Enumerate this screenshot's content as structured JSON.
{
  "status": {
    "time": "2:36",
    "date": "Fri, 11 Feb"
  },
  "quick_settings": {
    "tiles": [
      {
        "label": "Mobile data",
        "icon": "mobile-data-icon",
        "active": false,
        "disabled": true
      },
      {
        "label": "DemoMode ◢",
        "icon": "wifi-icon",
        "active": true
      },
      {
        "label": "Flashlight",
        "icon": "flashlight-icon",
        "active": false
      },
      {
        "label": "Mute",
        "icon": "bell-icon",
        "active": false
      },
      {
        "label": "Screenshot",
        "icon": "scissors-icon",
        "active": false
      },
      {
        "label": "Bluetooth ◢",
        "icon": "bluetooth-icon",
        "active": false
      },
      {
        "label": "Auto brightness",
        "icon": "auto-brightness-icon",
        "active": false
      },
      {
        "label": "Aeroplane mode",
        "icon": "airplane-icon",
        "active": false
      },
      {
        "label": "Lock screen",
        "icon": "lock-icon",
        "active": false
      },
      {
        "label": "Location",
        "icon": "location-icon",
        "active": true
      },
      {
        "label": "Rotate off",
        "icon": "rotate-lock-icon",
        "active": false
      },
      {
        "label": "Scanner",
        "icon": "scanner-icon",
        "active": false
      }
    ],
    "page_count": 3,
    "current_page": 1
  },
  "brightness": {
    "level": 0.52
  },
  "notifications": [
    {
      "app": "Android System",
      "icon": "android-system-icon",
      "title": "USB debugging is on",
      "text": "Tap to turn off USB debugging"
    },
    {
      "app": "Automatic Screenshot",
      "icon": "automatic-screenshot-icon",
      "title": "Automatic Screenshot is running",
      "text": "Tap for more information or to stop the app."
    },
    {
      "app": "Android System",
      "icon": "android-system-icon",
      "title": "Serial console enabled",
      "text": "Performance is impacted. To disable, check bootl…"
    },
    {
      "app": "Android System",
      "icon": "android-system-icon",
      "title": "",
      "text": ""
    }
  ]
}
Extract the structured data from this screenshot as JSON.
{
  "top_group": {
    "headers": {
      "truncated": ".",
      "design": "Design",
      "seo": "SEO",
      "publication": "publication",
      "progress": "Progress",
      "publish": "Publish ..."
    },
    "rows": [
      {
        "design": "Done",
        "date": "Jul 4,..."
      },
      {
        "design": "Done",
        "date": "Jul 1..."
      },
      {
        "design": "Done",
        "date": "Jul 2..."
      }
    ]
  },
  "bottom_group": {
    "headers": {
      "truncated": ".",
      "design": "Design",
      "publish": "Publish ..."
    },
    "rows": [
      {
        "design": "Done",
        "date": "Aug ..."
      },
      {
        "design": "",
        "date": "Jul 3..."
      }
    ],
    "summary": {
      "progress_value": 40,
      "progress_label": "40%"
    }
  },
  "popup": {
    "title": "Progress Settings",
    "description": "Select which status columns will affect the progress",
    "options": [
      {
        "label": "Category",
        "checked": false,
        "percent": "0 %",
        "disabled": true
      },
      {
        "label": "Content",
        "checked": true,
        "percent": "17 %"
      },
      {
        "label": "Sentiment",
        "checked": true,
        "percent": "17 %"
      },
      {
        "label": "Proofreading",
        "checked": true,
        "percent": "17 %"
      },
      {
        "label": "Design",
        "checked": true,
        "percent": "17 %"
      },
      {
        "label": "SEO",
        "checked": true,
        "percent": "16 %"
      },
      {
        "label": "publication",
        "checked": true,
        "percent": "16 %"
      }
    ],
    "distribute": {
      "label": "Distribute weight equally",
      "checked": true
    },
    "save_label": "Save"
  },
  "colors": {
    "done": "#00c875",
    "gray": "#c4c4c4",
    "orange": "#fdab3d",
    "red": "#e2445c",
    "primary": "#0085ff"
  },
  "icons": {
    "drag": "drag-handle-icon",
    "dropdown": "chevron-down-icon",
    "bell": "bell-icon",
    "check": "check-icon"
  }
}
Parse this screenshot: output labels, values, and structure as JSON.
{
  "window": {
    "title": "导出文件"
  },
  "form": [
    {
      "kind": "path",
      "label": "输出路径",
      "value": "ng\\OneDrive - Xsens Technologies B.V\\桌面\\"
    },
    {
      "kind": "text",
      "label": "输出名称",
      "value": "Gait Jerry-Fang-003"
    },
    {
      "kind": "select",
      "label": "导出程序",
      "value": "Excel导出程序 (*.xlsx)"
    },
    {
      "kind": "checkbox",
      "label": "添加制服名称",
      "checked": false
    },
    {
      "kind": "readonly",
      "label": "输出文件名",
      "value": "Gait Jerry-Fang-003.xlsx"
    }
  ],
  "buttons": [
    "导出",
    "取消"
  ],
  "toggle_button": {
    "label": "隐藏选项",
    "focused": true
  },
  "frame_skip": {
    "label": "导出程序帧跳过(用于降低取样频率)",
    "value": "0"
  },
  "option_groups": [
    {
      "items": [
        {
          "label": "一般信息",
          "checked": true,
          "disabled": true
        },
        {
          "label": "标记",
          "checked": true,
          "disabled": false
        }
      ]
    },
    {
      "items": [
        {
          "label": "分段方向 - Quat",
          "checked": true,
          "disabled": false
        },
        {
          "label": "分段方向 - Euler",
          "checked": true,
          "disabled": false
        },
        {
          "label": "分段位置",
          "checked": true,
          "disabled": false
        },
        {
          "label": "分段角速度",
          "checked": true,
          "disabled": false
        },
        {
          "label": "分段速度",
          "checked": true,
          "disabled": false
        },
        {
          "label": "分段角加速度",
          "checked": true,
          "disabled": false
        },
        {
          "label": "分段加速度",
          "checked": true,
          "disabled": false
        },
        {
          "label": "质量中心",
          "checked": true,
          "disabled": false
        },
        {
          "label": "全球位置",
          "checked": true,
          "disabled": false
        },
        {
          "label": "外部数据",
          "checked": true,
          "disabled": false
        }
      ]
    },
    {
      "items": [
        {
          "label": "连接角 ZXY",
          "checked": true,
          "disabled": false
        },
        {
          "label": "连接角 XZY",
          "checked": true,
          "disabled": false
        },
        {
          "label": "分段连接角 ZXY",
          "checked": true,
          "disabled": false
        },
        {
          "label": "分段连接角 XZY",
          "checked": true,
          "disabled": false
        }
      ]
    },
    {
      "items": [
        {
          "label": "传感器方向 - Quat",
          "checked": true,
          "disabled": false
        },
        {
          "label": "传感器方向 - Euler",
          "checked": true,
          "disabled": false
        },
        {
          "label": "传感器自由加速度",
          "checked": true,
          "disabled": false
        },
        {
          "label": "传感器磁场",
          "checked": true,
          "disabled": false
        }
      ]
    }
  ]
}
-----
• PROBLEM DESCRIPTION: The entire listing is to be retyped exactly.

• RESULT FOR THIS TASK:
Enumerate this screenshot's content as structured JSON.
{
  "status": {
    "time": "2:36",
    "date": "Fri, 11 Feb"
  },
  "quick_settings": {
    "tiles": [
      {
        "label": "Mobile data",
        "icon": "mobile-data-icon",
        "active": false,
        "disabled": true
      },
      {
        "label": "DemoMode ◢",
        "icon": "wifi-icon",
        "active": true
      },
      {
        "label": "Flashlight",
        "icon": "flashlight-icon",
        "active": false
      },
      {
        "label": "Mute",
        "icon": "bell-icon",
        "active": false
      },
      {
        "label": "Screenshot",
        "icon": "scissors-icon",
        "active": false
      },
      {
        "label": "Bluetooth ◢",
        "icon": "bluetooth-icon",
        "active": false
      },
      {
        "label": "Auto brightness",
        "icon": "auto-brightness-icon",
        "active": false
      },
      {
        "label": "Aeroplane mode",
        "icon": "airplane-icon",
        "active": false
      },
      {
        "label": "Lock screen",
        "icon": "lock-icon",
        "active": false
      },
      {
        "label": "Location",
        "icon": "location-icon",
        "active": true
      },
      {
        "label": "Rotate off",
        "icon": "rotate-lock-icon",
        "active": false
      },
      {
        "label": "Scanner",
        "icon": "scanner-icon",
        "active": false
      }
    ],
    "page_count": 3,
    "current_page": 1
  },
  "brightness": {
    "level": 0.52
  },
  "notifications": [
    {
      "app": "Android System",
      "icon": "android-system-icon",
      "title": "USB debugging is on",
      "text": "Tap to turn off USB debugging"
    },
    {
      "app": "Automatic Screenshot",
      "icon": "automatic-screenshot-icon",
      "title": "Automatic Screenshot is running",
      "text": "Tap for more information or to stop the app."
    },
    {
      "app": "Android System",
      "icon": "android-system-icon",
      "title": "Serial console enabled",
      "text": "Performance is impacted. To disable, check bootl…"
    },
    {
      "app": "Android System",
      "icon": "android-system-icon",
      "title": "",
      "text": ""
    }
  ]
}
Extract the structured data from this screenshot as JSON.
{
  "top_group": {
    "headers": {
      "truncated": ".",
      "design": "Design",
      "seo": "SEO",
      "publication": "publication",
      "progress": "Progress",
      "publish": "Publish ..."
    },
    "rows": [
      {
        "design": "Done",
        "date": "Jul 4,..."
      },
      {
        "design": "Done",
        "date": "Jul 1..."
      },
      {
        "design": "Done",
        "date": "Jul 2..."
      }
    ]
  },
  "bottom_group": {
    "headers": {
      "truncated": ".",
      "design": "Design",
      "publish": "Publish ..."
    },
    "rows": [
      {
        "design": "Done",
        "date": "Aug ..."
      },
      {
        "design": "",
        "date": "Jul 3..."
      }
    ],
    "summary": {
      "progress_value": 40,
      "progress_label": "40%"
    }
  },
  "popup": {
    "title": "Progress Settings",
    "description": "Select which status columns will affect the progress",
    "options": [
      {
        "label": "Category",
        "checked": false,
        "percent": "0 %",
        "disabled": true
      },
      {
        "label": "Content",
        "checked": true,
        "percent": "17 %"
      },
      {
        "label": "Sentiment",
        "checked": true,
        "percent": "17 %"
      },
      {
        "label": "Proofreading",
        "checked": true,
        "percent": "17 %"
      },
      {
        "label": "Design",
        "checked": true,
        "percent": "17 %"
      },
      {
        "label": "SEO",
        "checked": true,
        "percent": "16 %"
      },
      {
        "label": "publication",
        "checked": true,
        "percent": "16 %"
      }
    ],
    "distribute": {
      "label": "Distribute weight equally",
      "checked": true
    },
    "save_label": "Save"
  },
  "colors": {
    "done": "#00c875",
    "gray": "#c4c4c4",
    "orange": "#fdab3d",
    "red": "#e2445c",
    "primary": "#0085ff"
  },
  "icons": {
    "drag": "drag-handle-icon",
    "dropdown": "chevron-down-icon",
    "bell": "bell-icon",
    "check": "check-icon"
  }
}
Parse this screenshot: output labels, values, and structure as JSON.
{
  "window": {
    "title": "导出文件"
  },
  "form": [
    {
      "kind": "path",
      "label": "输出路径",
      "value": "ng\\OneDrive - Xsens Technologies B.V\\桌面\\"
    },
    {
      "kind": "text",
      "label": "输出名称",
      "value": "Gait Jerry-Fang-003"
    },
    {
      "kind": "select",
      "label": "导出程序",
      "value": "Excel导出程序 (*.xlsx)"
    },
    {
      "kind": "checkbox",
      "label": "添加制服名称",
      "checked": false
    },
    {
      "kind": "readonly",
      "label": "输出文件名",
      "value": "Gait Jerry-Fang-003.xlsx"
    }
  ],
  "buttons": [
    "导出",
    "取消"
  ],
  "toggle_button": {
    "label": "隐藏选项",
    "focused": true
  },
  "frame_skip": {
    "label": "导出程序帧跳过(用于降低取样频率)",
    "value": "0"
  },
  "option_groups": [
    {
      "items": [
        {
          "label": "一般信息",
          "checked": true,
          "disabled": true
        },
        {
          "label": "标记",
          "checked": true,
          "disabled": false
        }
      ]
    },
    {
      "items": [
        {
          "label": "分段方向 - Quat",
          "checked": true,
          "disabled": false
        },
        {
          "label": "分段方向 - Euler",
          "checked": true,
          "disabled": false
        },
        {
          "label": "分段位置",
          "checked": true,
          "disabled": false
        },
        {
          "label": "分段角速度",
          "checked": true,
          "disabled": false
        },
        {
          "label": "分段速度",
          "checked": true,
          "disabled": false
        },
        {
          "label": "分段角加速度",
          "checked": true,
          "disabled": false
        },
        {
          "label": "分段加速度",
          "checked": true,
          "disabled": false
        },
        {
          "label": "质量中心",
          "checked": true,
          "disabled": false
        },
        {
          "label": "全球位置",
          "checked": true,
          "disabled": false
        },
        {
          "label": "外部数据",
          "checked": true,
          "disabled": false
        }
      ]
    },
    {
      "items": [
        {
          "label": "连接角 ZXY",
          "checked": true,
          "disabled": false
        },
        {
          "label": "连接角 XZY",
          "checked": true,
          "disabled": false
        },
        {
          "label": "分段连接角 ZXY",
          "checked": true,
          "disabled": false
        },
        {
          "label": "分段连接角 XZY",
          "checked": true,
          "disabled": false
        }
      ]
    },
    {
      "items": [
        {
          "label": "传感器方向 - Quat",
          "checked": true,
          "disabled": false
        },
        {
          "label": "传感器方向 - Euler",
          "checked": true,
          "disabled": false
        },
        {
          "label": "传感器自由加速度",
          "checked": true,
          "disabled": false
        },
        {
          "label": "传感器磁场",
          "checked": true,
          "disabled": false
        }
      ]
    }
  ]
}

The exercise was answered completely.